What to produce ▸ The response must be a precise copy of the records that follow.

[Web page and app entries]

[Start of section]

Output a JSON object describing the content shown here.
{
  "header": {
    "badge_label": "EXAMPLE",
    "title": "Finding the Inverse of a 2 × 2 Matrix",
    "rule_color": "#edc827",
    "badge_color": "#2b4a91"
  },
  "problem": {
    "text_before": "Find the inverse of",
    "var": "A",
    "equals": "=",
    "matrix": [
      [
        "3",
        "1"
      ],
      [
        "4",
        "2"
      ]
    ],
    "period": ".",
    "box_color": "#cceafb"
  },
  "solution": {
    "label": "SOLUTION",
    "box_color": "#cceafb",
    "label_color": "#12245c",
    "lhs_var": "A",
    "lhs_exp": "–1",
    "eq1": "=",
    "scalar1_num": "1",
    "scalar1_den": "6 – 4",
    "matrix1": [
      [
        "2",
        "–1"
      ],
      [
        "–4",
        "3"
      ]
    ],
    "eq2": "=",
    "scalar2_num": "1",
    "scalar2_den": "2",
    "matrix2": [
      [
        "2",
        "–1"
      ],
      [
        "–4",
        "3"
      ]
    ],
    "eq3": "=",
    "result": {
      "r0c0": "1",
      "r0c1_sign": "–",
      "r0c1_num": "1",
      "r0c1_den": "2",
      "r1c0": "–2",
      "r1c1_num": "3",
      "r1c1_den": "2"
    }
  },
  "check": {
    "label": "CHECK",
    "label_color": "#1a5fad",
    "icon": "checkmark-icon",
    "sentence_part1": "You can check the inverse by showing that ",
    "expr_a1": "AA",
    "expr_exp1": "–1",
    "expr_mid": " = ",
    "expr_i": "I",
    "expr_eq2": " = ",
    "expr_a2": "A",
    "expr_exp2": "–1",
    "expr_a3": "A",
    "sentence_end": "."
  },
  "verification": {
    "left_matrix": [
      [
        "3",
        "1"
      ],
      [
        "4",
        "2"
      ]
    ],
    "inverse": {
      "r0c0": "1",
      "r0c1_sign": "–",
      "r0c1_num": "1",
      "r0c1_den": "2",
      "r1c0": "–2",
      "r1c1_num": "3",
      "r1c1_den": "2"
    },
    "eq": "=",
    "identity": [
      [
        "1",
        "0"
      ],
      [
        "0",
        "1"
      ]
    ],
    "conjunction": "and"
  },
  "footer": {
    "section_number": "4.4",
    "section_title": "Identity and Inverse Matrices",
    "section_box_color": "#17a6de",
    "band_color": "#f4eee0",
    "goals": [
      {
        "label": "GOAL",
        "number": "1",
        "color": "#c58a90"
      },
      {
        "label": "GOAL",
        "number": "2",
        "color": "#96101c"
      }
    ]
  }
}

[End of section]

Expected output ▸
Output a JSON object describing the content shown here.
{
  "header": {
    "badge_label": "EXAMPLE",
    "title": "Finding the Inverse of a 2 × 2 Matrix",
    "rule_color": "#edc827",
    "badge_color": "#2b4a91"
  },
  "problem": {
    "text_before": "Find the inverse of",
    "var": "A",
    "equals": "=",
    "matrix": [
      [
        "3",
        "1"
      ],
      [
        "4",
        "2"
      ]
    ],
    "period": ".",
    "box_color": "#cceafb"
  },
  "solution": {
    "label": "SOLUTION",
    "box_color": "#cceafb",
    "label_color": "#12245c",
    "lhs_var": "A",
    "lhs_exp": "–1",
    "eq1": "=",
    "scalar1_num": "1",
    "scalar1_den": "6 – 4",
    "matrix1": [
      [
        "2",
        "–1"
      ],
      [
        "–4",
        "3"
      ]
    ],
    "eq2": "=",
    "scalar2_num": "1",
    "scalar2_den": "2",
    "matrix2": [
      [
        "2",
        "–1"
      ],
      [
        "–4",
        "3"
      ]
    ],
    "eq3": "=",
    "result": {
      "r0c0": "1",
      "r0c1_sign": "–",
      "r0c1_num": "1",
      "r0c1_den": "2",
      "r1c0": "–2",
      "r1c1_num": "3",
      "r1c1_den": "2"
    }
  },
  "check": {
    "label": "CHECK",
    "label_color": "#1a5fad",
    "icon": "checkmark-icon",
    "sentence_part1": "You can check the inverse by showing that ",
    "expr_a1": "AA",
    "expr_exp1": "–1",
    "expr_mid": " = ",
    "expr_i": "I",
    "expr_eq2": " = ",
    "expr_a2": "A",
    "expr_exp2": "–1",
    "expr_a3": "A",
    "sentence_end": "."
  },
  "verification": {
    "left_matrix": [
      [
        "3",
        "1"
      ],
      [
        "4",
        "2"
      ]
    ],
    "inverse": {
      "r0c0": "1",
      "r0c1_sign": "–",
      "r0c1_num": "1",
      "r0c1_den": "2",
      "r1c0": "–2",
      "r1c1_num": "3",
      "r1c1_den": "2"
    },
    "eq": "=",
    "identity": [
      [
        "1",
        "0"
      ],
      [
        "0",
        "1"
      ]
    ],
    "conjunction": "and"
  },
  "footer": {
    "section_number": "4.4",
    "section_title": "Identity and Inverse Matrices",
    "section_box_color": "#17a6de",
    "band_color": "#f4eee0",
    "goals": [
      {
        "label": "GOAL",
        "number": "1",
        "color": "#c58a90"
      },
      {
        "label": "GOAL",
        "number": "2",
        "color": "#96101c"
      }
    ]
  }
}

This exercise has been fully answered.